As our society ages, there’s been a surge in probate estates handled within Florida’s judiciary system. This surge, predictably, has led to an uptick in litigation. Often, heirs or family members contest the legality of a will, especially when these documents were drawn up years before the individual’s passing or when the individual was susceptible toward the end of their life. Instances of manipulation by a family member, caregiver, or close friend open up the possibility of the decedent being exploited. 

In order to invalidate a will, you might need to present proof in court regarding the following:
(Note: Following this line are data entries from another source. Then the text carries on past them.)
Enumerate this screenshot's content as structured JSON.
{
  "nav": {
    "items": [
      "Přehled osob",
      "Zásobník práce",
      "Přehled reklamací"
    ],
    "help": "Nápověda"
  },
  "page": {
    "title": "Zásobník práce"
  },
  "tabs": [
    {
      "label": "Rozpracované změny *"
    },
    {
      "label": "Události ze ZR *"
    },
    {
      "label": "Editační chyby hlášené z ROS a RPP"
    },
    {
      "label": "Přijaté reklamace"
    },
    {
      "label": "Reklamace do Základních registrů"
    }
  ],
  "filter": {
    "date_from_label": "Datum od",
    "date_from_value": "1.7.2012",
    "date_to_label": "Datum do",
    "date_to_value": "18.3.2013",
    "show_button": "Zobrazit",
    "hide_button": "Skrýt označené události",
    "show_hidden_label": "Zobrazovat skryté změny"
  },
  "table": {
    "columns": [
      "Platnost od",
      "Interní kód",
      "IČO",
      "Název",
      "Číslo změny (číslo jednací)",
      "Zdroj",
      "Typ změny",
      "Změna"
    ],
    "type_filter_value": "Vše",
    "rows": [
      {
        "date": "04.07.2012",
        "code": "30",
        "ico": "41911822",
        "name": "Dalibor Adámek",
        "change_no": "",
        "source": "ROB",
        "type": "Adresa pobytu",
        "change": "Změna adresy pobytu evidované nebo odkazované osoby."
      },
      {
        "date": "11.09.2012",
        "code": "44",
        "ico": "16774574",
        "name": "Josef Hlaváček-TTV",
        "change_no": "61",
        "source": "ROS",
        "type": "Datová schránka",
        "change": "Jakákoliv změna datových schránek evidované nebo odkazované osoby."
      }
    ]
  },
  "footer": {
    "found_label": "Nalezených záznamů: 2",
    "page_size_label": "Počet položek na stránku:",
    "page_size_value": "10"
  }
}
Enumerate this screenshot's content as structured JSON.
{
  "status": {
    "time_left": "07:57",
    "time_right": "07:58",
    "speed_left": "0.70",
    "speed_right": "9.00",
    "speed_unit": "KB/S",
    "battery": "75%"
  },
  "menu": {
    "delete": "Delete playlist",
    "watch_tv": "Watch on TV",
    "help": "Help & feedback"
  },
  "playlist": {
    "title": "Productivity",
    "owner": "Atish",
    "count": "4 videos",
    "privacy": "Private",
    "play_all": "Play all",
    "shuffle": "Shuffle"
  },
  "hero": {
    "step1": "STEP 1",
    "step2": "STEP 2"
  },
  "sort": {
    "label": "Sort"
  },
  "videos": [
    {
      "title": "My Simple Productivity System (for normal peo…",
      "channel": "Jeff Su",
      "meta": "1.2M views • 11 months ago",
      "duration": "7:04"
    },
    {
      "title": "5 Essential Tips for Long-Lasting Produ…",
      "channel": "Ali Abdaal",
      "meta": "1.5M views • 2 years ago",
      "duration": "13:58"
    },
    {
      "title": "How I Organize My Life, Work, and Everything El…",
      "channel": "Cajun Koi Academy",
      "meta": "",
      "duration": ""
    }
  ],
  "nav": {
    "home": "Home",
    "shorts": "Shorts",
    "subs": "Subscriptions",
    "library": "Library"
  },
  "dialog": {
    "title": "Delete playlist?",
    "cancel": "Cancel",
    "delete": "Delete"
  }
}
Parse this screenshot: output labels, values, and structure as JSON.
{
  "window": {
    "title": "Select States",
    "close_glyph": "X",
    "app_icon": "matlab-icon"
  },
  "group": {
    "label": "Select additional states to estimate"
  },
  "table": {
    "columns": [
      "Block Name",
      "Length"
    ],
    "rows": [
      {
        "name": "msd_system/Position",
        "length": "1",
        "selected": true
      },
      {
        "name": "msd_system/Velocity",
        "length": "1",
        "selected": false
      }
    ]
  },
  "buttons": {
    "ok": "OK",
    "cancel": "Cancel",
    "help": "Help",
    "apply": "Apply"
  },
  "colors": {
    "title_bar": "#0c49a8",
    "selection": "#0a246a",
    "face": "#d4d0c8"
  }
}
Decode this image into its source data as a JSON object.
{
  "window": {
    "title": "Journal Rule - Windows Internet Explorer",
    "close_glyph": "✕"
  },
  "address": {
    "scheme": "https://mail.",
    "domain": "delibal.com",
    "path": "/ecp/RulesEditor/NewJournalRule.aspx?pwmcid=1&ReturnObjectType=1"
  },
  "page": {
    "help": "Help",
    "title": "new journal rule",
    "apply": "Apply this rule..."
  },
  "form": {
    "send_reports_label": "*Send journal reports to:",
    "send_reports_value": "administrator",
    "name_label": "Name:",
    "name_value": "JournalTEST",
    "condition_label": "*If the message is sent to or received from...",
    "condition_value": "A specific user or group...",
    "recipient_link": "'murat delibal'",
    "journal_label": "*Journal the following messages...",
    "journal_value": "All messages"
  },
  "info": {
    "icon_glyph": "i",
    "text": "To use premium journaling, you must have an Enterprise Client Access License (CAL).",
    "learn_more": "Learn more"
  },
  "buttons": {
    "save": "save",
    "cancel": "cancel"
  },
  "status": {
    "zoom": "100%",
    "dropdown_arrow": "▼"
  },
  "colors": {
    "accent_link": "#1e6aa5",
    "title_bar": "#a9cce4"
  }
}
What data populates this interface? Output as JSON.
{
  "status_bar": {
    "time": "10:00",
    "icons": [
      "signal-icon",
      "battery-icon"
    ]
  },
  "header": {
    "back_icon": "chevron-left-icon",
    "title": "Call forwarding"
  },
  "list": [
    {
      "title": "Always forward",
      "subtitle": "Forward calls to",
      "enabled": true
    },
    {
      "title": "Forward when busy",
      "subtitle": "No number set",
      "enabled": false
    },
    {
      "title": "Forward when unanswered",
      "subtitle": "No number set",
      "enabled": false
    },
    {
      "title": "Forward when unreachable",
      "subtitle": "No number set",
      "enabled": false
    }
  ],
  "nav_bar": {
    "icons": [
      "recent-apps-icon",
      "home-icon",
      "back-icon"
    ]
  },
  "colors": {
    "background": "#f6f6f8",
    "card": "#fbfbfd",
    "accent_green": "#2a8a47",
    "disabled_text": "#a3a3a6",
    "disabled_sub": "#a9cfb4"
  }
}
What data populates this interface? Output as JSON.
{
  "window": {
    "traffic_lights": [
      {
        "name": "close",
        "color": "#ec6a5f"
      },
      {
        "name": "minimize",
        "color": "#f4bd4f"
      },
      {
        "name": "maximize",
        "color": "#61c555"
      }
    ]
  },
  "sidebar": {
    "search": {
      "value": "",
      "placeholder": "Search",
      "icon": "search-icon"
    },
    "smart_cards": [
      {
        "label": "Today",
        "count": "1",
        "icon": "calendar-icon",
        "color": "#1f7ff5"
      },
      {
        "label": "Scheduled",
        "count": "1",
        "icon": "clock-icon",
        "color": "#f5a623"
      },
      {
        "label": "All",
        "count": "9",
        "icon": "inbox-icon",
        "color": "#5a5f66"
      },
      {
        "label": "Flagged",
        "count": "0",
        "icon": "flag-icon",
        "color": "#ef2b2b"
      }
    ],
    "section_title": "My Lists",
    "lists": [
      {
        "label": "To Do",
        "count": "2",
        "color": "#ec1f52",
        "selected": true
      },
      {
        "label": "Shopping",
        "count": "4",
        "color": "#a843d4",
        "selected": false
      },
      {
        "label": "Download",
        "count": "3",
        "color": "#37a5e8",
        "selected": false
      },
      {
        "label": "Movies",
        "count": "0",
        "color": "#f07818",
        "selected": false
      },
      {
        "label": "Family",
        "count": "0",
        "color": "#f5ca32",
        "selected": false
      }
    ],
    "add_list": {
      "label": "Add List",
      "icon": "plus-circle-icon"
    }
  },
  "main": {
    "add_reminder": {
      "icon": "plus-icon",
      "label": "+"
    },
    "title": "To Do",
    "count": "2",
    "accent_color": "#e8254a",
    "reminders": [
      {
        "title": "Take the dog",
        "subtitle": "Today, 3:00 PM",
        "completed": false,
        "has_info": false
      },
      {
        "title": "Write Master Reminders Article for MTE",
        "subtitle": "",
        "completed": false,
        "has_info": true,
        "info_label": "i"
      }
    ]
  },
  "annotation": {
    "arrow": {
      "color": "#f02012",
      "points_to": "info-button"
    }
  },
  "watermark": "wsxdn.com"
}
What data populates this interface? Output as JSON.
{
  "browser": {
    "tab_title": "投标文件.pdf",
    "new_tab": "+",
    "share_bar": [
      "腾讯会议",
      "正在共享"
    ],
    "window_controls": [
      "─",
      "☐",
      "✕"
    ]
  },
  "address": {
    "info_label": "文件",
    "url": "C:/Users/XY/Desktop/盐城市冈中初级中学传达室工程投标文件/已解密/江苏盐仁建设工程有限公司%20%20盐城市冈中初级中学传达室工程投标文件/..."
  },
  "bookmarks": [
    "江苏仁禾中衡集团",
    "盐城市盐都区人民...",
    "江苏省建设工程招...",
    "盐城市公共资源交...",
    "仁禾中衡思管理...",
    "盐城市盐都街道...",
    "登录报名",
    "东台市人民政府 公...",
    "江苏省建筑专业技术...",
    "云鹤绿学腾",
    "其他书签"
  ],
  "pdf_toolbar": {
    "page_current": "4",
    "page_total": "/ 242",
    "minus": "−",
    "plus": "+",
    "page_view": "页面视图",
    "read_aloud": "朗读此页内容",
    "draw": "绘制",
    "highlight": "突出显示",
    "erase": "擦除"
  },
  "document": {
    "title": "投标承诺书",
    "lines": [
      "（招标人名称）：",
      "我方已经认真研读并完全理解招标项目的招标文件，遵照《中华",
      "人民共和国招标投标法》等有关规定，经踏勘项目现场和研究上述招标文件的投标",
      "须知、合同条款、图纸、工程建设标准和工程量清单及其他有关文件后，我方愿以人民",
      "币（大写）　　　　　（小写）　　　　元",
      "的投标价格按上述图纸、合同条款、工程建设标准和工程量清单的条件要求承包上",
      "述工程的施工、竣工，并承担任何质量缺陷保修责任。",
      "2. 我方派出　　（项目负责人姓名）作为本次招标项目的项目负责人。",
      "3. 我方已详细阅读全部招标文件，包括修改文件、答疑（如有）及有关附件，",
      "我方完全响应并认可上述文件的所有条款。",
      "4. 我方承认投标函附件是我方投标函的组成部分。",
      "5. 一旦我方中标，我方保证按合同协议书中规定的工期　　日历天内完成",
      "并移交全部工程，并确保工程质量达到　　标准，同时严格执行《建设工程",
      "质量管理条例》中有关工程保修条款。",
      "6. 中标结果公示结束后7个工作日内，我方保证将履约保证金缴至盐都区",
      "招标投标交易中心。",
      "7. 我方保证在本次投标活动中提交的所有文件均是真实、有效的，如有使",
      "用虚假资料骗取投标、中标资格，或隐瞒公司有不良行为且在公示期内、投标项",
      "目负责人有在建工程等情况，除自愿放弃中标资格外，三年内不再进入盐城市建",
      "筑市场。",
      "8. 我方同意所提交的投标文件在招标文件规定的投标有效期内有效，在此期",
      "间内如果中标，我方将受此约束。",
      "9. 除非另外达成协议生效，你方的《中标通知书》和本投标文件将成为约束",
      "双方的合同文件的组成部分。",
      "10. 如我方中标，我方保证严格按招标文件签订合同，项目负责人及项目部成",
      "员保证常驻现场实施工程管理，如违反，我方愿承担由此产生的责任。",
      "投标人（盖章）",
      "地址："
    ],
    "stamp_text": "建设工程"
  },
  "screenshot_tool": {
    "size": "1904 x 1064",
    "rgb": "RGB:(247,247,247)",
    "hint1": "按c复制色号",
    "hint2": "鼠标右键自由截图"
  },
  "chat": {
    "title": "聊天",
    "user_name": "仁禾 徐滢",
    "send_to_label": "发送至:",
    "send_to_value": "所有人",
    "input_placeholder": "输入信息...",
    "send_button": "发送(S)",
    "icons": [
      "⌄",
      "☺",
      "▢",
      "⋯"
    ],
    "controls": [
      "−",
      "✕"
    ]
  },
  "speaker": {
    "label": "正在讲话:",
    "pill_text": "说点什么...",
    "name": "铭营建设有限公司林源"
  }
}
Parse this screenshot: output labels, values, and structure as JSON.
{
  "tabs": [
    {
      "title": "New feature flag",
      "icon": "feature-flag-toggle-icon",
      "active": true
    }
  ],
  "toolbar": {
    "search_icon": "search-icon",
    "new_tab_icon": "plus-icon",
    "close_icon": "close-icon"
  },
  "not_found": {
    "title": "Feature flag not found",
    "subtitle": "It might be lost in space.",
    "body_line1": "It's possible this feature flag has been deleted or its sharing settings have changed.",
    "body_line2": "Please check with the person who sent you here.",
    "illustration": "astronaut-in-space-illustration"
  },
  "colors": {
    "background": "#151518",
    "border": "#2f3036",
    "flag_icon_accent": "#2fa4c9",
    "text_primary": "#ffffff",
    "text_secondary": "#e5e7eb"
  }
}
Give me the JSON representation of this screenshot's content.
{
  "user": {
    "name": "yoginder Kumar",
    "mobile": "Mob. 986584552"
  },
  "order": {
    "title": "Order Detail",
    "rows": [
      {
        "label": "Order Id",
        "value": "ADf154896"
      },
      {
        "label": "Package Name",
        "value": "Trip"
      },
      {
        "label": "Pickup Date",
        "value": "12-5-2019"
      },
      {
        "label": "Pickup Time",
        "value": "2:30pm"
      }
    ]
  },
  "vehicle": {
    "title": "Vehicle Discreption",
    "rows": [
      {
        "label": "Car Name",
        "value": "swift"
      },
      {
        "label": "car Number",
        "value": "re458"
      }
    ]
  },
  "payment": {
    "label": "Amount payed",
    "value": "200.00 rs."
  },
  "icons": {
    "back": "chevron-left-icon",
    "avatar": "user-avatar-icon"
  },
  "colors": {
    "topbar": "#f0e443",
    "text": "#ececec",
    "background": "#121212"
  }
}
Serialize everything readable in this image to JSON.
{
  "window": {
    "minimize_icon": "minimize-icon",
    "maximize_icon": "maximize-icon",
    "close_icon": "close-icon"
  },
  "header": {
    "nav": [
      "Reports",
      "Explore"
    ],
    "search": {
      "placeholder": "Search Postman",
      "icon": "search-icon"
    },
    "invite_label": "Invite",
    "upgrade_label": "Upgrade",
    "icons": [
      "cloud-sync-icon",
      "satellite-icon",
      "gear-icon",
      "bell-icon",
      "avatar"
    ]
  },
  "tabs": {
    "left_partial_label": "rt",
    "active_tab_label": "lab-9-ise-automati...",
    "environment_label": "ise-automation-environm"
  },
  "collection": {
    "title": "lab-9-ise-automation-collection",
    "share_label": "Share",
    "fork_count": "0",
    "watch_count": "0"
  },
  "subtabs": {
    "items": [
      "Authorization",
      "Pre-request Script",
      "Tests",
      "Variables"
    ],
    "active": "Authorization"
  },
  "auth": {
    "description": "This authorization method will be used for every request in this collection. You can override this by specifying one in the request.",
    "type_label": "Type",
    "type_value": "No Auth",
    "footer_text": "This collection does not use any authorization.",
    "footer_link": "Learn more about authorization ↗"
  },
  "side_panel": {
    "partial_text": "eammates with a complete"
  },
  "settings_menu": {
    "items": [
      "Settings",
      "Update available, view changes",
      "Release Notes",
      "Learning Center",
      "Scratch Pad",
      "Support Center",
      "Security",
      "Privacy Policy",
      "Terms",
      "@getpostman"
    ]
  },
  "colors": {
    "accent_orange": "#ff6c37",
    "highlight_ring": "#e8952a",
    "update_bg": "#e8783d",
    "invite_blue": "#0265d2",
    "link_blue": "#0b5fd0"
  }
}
  • Fraud – Did someone deceitfully manipulate the individual to alter their estate-planning document? Promises might have been proposed to the individual to secure a more substantial portion of the estate.
  • Undue Influence – Did a caregiver, family member, or close friend embed themselves into the vulnerable individual’s life to the point of having undue influence over end-of-life decisions?
  • Lack of mental capacity – Was the individual legally competent to execute estate-planning documents? The heirs may have been misled to think the person was capable when, in reality, mental illnesses, Alzheimer’s, or dementia could have prompted changes in their estate plan.
  • Coercion – Regrettably, some individuals might exploit their positions to pressure vulnerable adults into altering their estate planning documents.

We also witness abuses during the estate administration process. Those named in the documents must accept fiduciary responsibilities that cannot be disregarded. 

When you seek our legal expertise to safeguard your rights as a potential heir, we will examine various matters, including:

  • The administration fee is charged by the personal representative or attorneys hired to manage the estate.
  • Whether the personal representative is working in your best interests or instead serving the needs of other beneficiaries.
  • Disputes over the interpretation of estate planning documents.
  • Breach of fiduciary duty by the personal representative through mismanagement, self-dealing, or conflicts of interest.

Should your role be that of a personal representative for an estate, our team stands ready to guide you through your duties, aiming to minimize potential litigious actions by prospective heirs. We suggest calling a probate lawyer at the Newsome Melton Law Firm to ensure your interests are protected.